**Task**.
Give the records below again exactly, and exclude each picture.

===============

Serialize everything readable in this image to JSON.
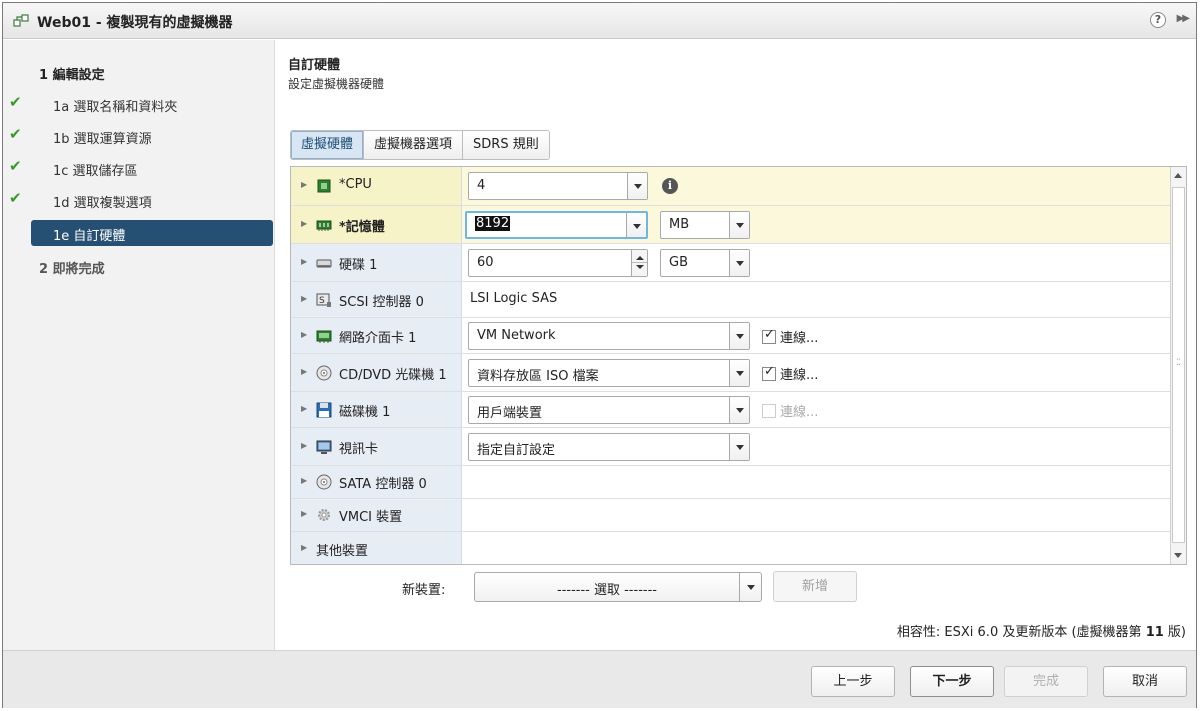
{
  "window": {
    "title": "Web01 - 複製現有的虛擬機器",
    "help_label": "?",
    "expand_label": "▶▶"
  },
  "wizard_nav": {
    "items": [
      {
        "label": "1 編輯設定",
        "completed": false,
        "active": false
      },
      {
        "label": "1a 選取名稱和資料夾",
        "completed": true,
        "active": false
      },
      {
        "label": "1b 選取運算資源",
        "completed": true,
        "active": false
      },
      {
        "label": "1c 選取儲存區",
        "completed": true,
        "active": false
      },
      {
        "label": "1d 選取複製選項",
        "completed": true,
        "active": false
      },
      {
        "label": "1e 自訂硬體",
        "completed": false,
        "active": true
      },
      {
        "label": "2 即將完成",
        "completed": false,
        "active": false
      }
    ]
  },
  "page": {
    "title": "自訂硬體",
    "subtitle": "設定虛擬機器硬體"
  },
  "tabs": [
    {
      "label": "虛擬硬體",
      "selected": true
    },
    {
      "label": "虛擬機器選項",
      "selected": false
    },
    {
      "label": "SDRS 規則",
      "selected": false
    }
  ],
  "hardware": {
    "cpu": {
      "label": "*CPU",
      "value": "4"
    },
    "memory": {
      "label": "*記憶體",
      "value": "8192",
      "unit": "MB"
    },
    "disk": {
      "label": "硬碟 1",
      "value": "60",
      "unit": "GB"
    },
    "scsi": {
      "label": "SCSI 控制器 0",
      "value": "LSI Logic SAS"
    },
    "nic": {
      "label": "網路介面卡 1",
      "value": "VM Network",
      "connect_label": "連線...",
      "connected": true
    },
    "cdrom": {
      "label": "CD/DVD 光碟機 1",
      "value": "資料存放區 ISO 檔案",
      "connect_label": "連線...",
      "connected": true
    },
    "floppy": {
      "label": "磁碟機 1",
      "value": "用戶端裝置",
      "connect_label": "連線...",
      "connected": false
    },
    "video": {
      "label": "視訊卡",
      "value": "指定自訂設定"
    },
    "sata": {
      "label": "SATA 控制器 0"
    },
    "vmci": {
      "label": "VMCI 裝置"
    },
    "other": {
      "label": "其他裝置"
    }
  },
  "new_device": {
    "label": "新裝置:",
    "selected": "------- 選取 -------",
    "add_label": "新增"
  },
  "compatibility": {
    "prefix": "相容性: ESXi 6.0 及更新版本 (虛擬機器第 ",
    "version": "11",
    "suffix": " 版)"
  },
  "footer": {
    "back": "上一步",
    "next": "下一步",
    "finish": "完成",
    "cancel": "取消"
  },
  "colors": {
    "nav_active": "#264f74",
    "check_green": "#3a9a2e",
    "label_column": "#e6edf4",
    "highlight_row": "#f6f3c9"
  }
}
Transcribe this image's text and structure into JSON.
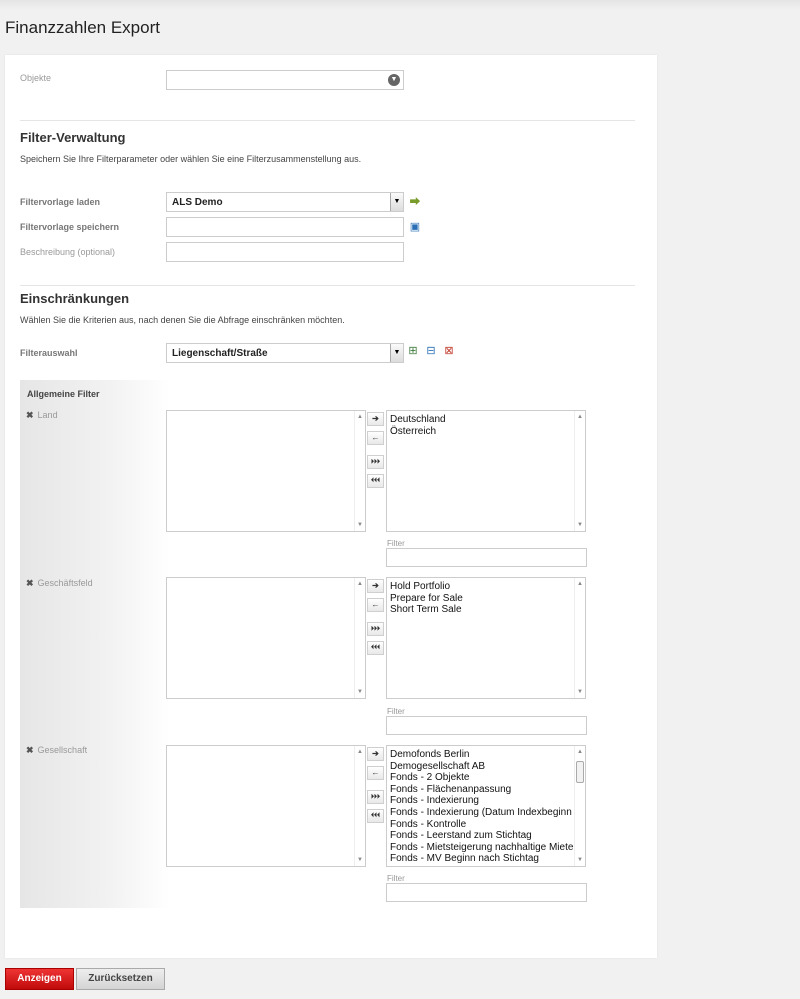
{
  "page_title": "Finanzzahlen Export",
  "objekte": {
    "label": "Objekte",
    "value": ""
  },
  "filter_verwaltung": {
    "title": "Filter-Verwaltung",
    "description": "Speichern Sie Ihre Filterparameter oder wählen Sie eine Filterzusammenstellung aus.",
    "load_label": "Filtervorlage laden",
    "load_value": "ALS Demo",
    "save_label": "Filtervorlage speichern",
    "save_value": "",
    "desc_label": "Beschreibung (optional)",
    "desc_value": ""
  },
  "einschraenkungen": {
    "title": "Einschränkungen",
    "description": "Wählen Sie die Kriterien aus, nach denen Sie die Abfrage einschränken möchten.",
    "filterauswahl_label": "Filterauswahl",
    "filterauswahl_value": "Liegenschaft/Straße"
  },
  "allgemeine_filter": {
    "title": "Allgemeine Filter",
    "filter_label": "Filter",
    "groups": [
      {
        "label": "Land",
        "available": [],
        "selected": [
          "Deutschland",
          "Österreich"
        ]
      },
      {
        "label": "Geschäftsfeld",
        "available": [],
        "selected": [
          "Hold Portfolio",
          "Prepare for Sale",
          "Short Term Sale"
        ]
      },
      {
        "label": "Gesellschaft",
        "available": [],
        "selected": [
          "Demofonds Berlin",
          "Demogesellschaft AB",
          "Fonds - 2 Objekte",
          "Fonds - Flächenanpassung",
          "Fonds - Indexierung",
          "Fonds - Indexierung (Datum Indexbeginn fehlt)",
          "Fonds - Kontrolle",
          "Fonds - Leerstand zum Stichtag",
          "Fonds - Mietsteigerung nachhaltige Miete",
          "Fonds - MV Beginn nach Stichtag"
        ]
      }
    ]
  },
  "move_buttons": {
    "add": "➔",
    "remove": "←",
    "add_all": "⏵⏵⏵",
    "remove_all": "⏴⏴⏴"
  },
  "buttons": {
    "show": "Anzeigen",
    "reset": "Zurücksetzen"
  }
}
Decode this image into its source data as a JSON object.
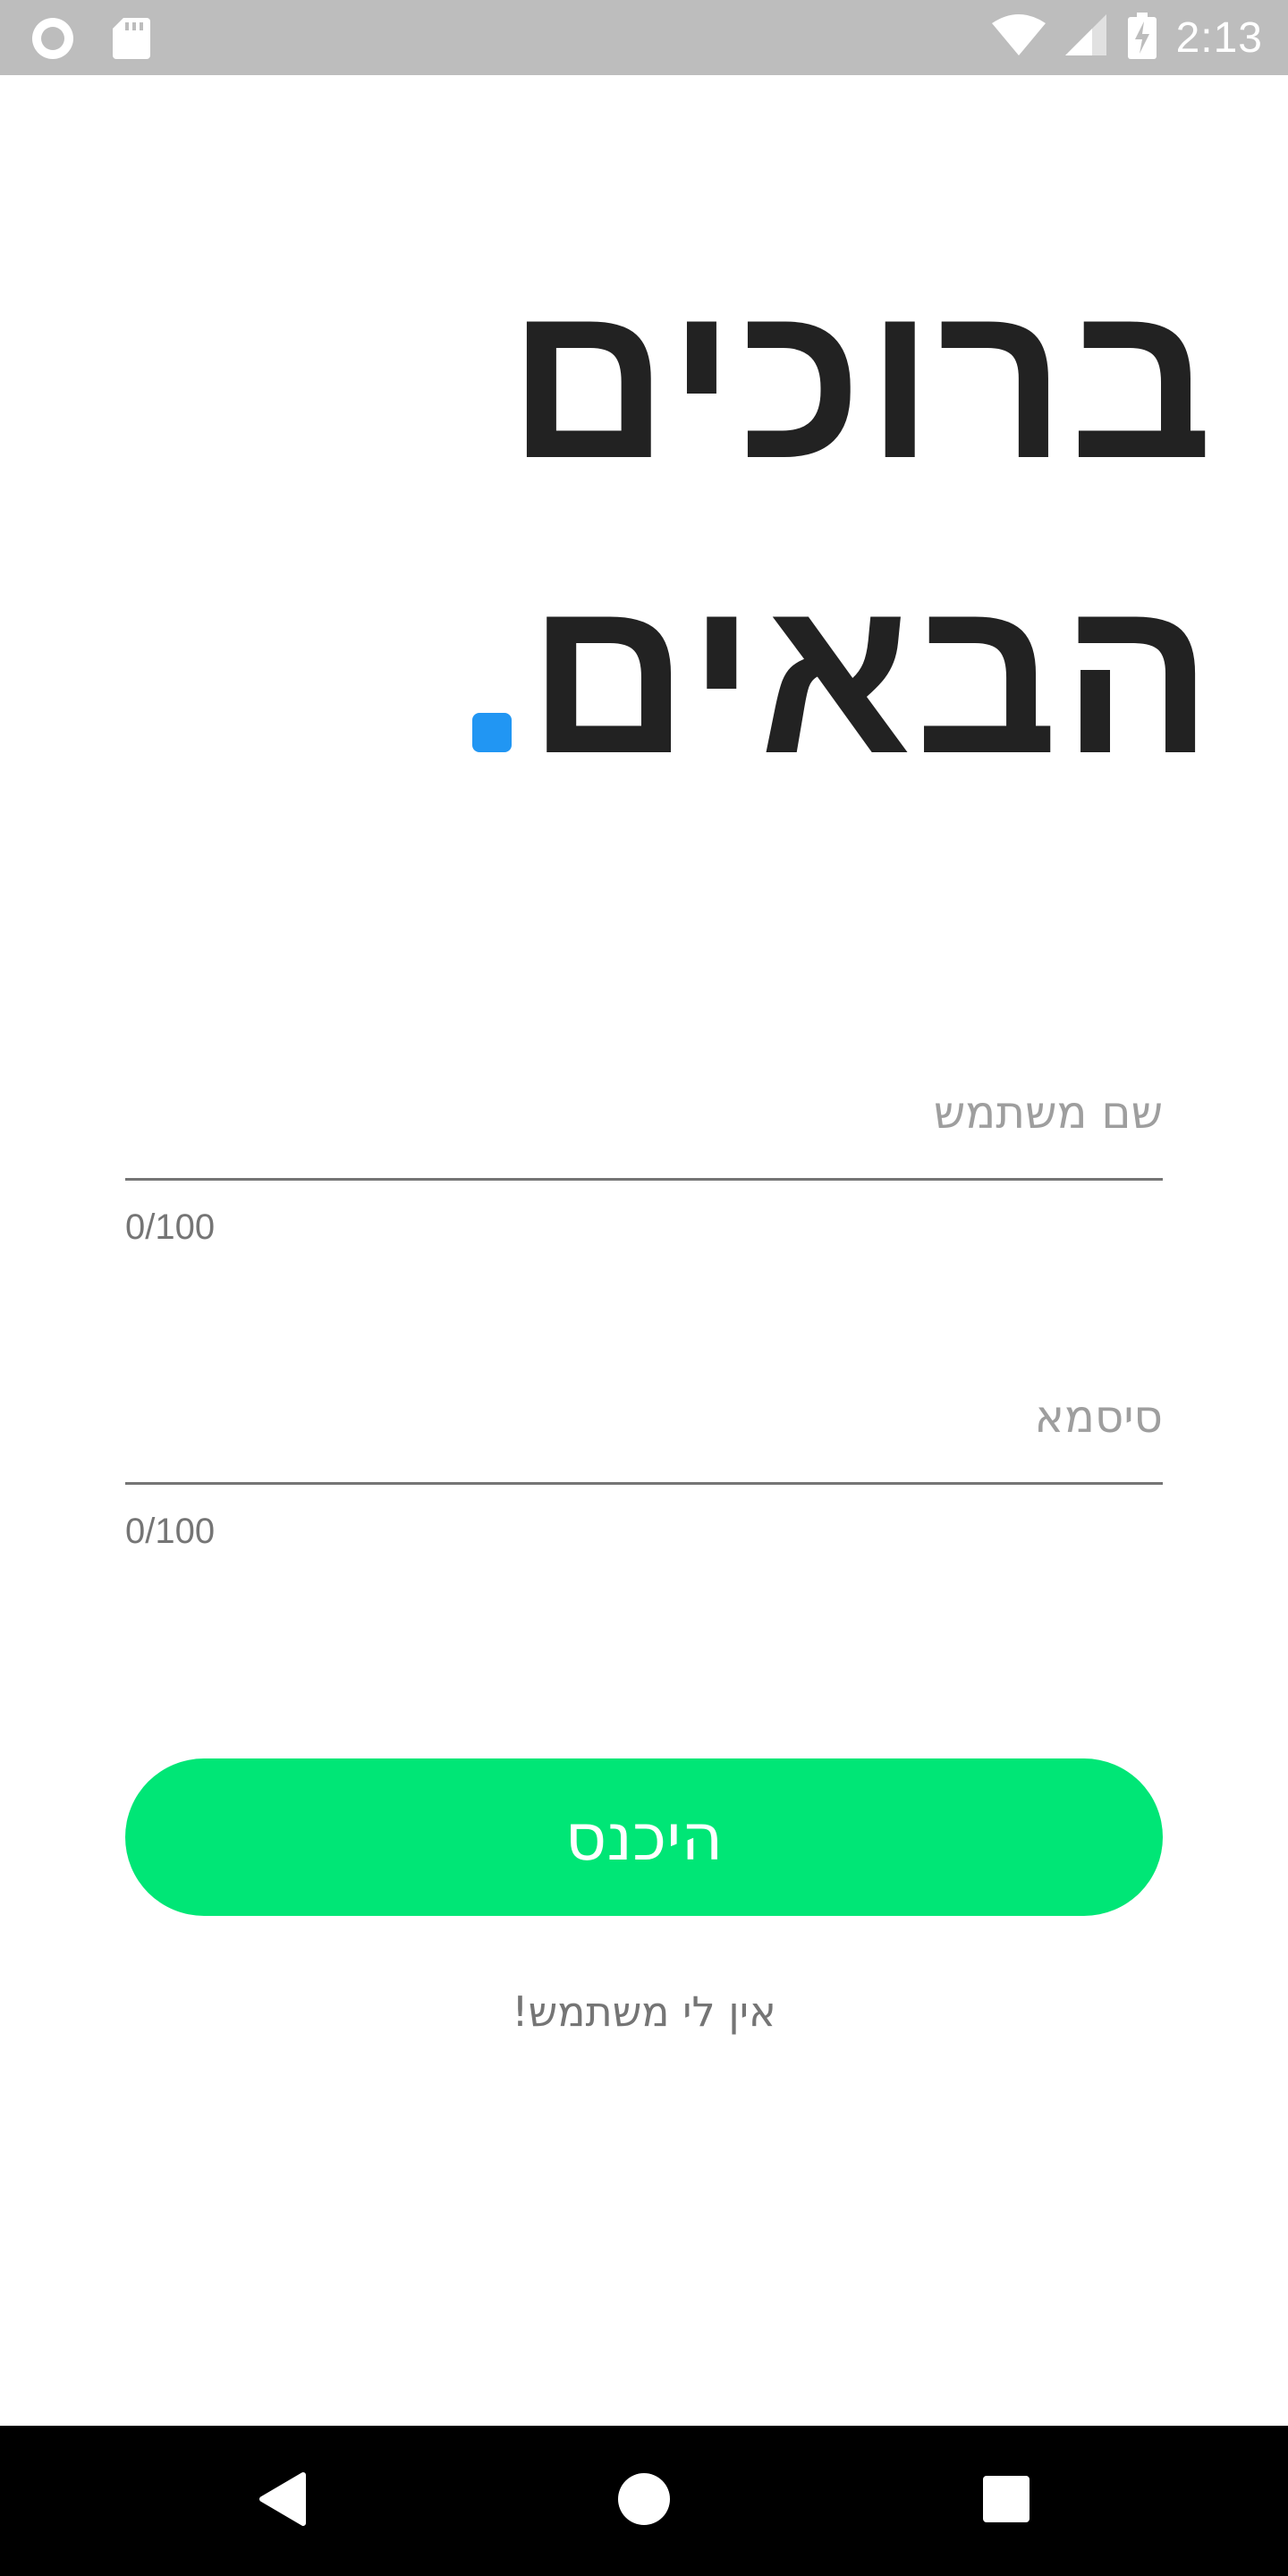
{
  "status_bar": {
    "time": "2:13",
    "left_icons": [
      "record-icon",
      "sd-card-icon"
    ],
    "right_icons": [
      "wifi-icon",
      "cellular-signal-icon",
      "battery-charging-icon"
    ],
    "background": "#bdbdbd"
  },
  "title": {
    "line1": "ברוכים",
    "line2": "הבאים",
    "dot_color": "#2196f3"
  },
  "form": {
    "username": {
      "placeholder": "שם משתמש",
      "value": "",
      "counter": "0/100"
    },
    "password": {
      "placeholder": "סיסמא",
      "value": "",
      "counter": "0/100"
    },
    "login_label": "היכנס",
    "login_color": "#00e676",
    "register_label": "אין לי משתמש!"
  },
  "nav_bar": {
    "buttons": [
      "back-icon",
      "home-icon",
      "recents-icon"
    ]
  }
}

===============

**Response area**.
Serialize everything readable in this image to JSON.
{
  "window": {
    "title": "Web01 - 複製現有的虛擬機器",
    "help_label": "?",
    "expand_label": "▶▶"
  },
  "wizard_nav": {
    "items": [
      {
        "label": "1 編輯設定",
        "completed": false,
        "active": false
      },
      {
        "label": "1a 選取名稱和資料夾",
        "completed": true,
        "active": false
      },
      {
        "label": "1b 選取運算資源",
        "completed": true,
        "active": false
      },
      {
        "label": "1c 選取儲存區",
        "completed": true,
        "active": false
      },
      {
        "label": "1d 選取複製選項",
        "completed": true,
        "active": false
      },
      {
        "label": "1e 自訂硬體",
        "completed": false,
        "active": true
      },
      {
        "label": "2 即將完成",
        "completed": false,
        "active": false
      }
    ]
  },
  "page": {
    "title": "自訂硬體",
    "subtitle": "設定虛擬機器硬體"
  },
  "tabs": [
    {
      "label": "虛擬硬體",
      "selected": true
    },
    {
      "label": "虛擬機器選項",
      "selected": false
    },
    {
      "label": "SDRS 規則",
      "selected": false
    }
  ],
  "hardware": {
    "cpu": {
      "label": "*CPU",
      "value": "4"
    },
    "memory": {
      "label": "*記憶體",
      "value": "8192",
      "unit": "MB"
    },
    "disk": {
      "label": "硬碟 1",
      "value": "60",
      "unit": "GB"
    },
    "scsi": {
      "label": "SCSI 控制器 0",
      "value": "LSI Logic SAS"
    },
    "nic": {
      "label": "網路介面卡 1",
      "value": "VM Network",
      "connect_label": "連線...",
      "connected": true
    },
    "cdrom": {
      "label": "CD/DVD 光碟機 1",
      "value": "資料存放區 ISO 檔案",
      "connect_label": "連線...",
      "connected": true
    },
    "floppy": {
      "label": "磁碟機 1",
      "value": "用戶端裝置",
      "connect_label": "連線...",
      "connected": false
    },
    "video": {
      "label": "視訊卡",
      "value": "指定自訂設定"
    },
    "sata": {
      "label": "SATA 控制器 0"
    },
    "vmci": {
      "label": "VMCI 裝置"
    },
    "other": {
      "label": "其他裝置"
    }
  },
  "new_device": {
    "label": "新裝置:",
    "selected": "------- 選取 -------",
    "add_label": "新增"
  },
  "compatibility": {
    "prefix": "相容性: ESXi 6.0 及更新版本 (虛擬機器第 ",
    "version": "11",
    "suffix": " 版)"
  },
  "footer": {
    "back": "上一步",
    "next": "下一步",
    "finish": "完成",
    "cancel": "取消"
  },
  "colors": {
    "nav_active": "#264f74",
    "check_green": "#3a9a2e",
    "label_column": "#e6edf4",
    "highlight_row": "#f6f3c9"
  }
}
Transcribe this image's text and structure into JSON.
{
  "page_title": "Finanzzahlen Export",
  "objekte": {
    "label": "Objekte",
    "value": ""
  },
  "filter_verwaltung": {
    "title": "Filter-Verwaltung",
    "description": "Speichern Sie Ihre Filterparameter oder wählen Sie eine Filterzusammenstellung aus.",
    "load_label": "Filtervorlage laden",
    "load_value": "ALS Demo",
    "save_label": "Filtervorlage speichern",
    "save_value": "",
    "desc_label": "Beschreibung (optional)",
    "desc_value": ""
  },
  "einschraenkungen": {
    "title": "Einschränkungen",
    "description": "Wählen Sie die Kriterien aus, nach denen Sie die Abfrage einschränken möchten.",
    "filterauswahl_label": "Filterauswahl",
    "filterauswahl_value": "Liegenschaft/Straße"
  },
  "allgemeine_filter": {
    "title": "Allgemeine Filter",
    "filter_label": "Filter",
    "groups": [
      {
        "label": "Land",
        "available": [],
        "selected": [
          "Deutschland",
          "Österreich"
        ]
      },
      {
        "label": "Geschäftsfeld",
        "available": [],
        "selected": [
          "Hold Portfolio",
          "Prepare for Sale",
          "Short Term Sale"
        ]
      },
      {
        "label": "Gesellschaft",
        "available": [],
        "selected": [
          "Demofonds Berlin",
          "Demogesellschaft AB",
          "Fonds - 2 Objekte",
          "Fonds - Flächenanpassung",
          "Fonds - Indexierung",
          "Fonds - Indexierung (Datum Indexbeginn fehlt)",
          "Fonds - Kontrolle",
          "Fonds - Leerstand zum Stichtag",
          "Fonds - Mietsteigerung nachhaltige Miete",
          "Fonds - MV Beginn nach Stichtag"
        ]
      }
    ]
  },
  "move_buttons": {
    "add": "➔",
    "remove": "←",
    "add_all": "⏵⏵⏵",
    "remove_all": "⏴⏴⏴"
  },
  "buttons": {
    "show": "Anzeigen",
    "reset": "Zurücksetzen"
  }
}
Decode this image into its source data as a JSON object.
{
  "status_bar": {
    "time": "2:13",
    "left_icons": [
      "record-icon",
      "sd-card-icon"
    ],
    "right_icons": [
      "wifi-icon",
      "cellular-signal-icon",
      "battery-charging-icon"
    ],
    "background": "#bdbdbd"
  },
  "title": {
    "line1": "ברוכים",
    "line2": "הבאים",
    "dot_color": "#2196f3"
  },
  "form": {
    "username": {
      "placeholder": "שם משתמש",
      "value": "",
      "counter": "0/100"
    },
    "password": {
      "placeholder": "סיסמא",
      "value": "",
      "counter": "0/100"
    },
    "login_label": "היכנס",
    "login_color": "#00e676",
    "register_label": "אין לי משתמש!"
  },
  "nav_bar": {
    "buttons": [
      "back-icon",
      "home-icon",
      "recents-icon"
    ]
  }
}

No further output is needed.